How to be a public school freakout in Chicago

In Chicago, the public schools are under the microscope as students in the city wait for the arrival of the 2018-19 school year.

They are also trying to come to grips with how to manage the fallout from a devastating virus outbreak that killed nearly 1,500 people in a school district.

The state’s public schools have also come under scrutiny.

In late March, the Chicago Tribune published a story in which the district revealed it had suspended nearly 100 employees for misbehaving, and the district is seeking to pay $1 million in back pay to several employees.

The suspension of employees was a result of the district’s failure to make timely and effective decisions regarding the spread of the coronavirus.

In a statement to NPR, the district said it has suspended all but 15 employees for their involvement in the coronave outbreak and was committed to ensuring a healthy work environment and preventing any repeat of the outbreak.

“The district will not tolerate unsafe working conditions,” the statement said.

“In fact, we have zero tolerance for any workplace unsafe work practices.”

The district has also said it will work with local law enforcement to identify those responsible for the school lockdown and take corrective action.

The district’s statement also said that the district has been “fully cooperative” with the federal government’s response to the pandemic, which has included providing assistance in identifying individuals and groups of people with ties to the virus.

The federal government is asking the district to provide information on all individuals in the district who may have had direct contact with the person who was diagnosed with the coronavia virus, the statement read.

In addition, the federal Centers for Disease Control and Prevention has asked for information about all the employees who may be infected and have had contact with those individuals, the District of Columbia Public Schools said in a statement.

The CDC has also asked the district for a list of all students who may not have been vaccinated, and for information on the districtwide immunization coverage status for students in grades K-12, the Washington Post reported.
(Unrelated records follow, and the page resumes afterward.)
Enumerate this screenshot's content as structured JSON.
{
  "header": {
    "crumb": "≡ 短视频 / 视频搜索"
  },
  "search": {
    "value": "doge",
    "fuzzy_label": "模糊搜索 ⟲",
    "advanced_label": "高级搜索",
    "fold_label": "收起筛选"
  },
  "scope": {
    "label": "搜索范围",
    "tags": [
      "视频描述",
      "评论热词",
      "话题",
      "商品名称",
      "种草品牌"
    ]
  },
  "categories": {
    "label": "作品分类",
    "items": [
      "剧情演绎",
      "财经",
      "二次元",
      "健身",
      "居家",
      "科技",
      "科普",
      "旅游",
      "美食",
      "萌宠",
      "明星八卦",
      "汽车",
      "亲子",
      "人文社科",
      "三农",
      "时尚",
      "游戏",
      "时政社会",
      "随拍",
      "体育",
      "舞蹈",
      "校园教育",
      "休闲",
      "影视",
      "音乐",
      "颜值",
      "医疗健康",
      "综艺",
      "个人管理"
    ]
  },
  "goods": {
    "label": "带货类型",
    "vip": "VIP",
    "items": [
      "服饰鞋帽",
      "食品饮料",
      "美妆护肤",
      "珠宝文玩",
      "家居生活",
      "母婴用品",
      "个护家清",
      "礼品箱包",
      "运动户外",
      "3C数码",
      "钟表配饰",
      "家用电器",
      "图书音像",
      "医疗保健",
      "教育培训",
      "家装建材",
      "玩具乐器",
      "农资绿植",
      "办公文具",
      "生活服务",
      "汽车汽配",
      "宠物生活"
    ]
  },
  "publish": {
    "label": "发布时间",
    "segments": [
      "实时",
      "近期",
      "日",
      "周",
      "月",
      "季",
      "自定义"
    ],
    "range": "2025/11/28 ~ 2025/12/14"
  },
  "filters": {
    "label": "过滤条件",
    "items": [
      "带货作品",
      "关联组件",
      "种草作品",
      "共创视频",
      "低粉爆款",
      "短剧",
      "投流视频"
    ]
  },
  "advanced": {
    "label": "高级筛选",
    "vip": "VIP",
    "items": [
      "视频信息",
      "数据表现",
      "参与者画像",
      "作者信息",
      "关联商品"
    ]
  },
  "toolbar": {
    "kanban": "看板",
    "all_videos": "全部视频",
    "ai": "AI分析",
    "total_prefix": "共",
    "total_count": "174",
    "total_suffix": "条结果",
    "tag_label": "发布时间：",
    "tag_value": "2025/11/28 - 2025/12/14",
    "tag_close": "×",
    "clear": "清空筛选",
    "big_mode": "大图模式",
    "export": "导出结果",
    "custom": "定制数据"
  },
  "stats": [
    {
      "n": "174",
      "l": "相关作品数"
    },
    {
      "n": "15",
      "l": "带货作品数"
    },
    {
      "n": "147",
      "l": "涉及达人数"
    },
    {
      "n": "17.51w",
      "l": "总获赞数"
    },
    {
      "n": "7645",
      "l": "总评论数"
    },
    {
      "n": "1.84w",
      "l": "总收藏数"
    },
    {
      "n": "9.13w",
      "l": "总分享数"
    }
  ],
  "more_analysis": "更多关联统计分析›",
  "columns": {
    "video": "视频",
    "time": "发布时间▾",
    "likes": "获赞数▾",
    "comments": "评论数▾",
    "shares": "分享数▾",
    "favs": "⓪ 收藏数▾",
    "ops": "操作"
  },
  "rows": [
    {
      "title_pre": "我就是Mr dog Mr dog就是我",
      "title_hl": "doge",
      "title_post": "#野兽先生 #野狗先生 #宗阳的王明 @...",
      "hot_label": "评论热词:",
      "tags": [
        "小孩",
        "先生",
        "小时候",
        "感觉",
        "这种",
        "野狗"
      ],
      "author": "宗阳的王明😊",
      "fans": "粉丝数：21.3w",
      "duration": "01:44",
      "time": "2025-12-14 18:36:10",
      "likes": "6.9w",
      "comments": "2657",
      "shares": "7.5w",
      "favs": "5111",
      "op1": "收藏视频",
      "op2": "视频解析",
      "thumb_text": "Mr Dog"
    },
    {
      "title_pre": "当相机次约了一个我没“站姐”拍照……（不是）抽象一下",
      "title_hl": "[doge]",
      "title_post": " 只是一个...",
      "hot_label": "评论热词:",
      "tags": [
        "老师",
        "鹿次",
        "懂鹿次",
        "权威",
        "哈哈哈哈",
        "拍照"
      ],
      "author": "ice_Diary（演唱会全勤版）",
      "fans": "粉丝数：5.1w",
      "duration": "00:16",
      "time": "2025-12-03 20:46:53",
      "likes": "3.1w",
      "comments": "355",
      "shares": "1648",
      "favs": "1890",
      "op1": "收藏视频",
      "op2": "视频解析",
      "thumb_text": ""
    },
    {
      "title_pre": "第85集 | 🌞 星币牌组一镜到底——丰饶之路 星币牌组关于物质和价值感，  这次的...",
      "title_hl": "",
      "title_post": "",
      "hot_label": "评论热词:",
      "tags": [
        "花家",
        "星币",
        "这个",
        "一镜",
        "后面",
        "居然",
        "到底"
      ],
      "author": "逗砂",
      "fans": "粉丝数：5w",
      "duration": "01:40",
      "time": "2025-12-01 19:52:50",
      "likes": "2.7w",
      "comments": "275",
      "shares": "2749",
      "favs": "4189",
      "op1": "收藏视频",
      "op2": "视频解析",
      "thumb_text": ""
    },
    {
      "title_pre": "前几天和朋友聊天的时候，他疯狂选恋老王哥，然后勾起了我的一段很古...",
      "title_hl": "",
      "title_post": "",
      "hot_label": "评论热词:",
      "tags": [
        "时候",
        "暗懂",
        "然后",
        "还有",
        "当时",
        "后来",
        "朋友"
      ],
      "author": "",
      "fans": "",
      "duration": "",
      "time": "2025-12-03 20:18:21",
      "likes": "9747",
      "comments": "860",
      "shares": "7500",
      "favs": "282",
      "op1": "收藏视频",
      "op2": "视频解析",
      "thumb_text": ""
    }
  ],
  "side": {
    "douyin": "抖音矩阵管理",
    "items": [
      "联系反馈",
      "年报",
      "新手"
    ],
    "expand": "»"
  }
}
The district also requested that all students and staff at all schools be vaccinated against the coronovirus.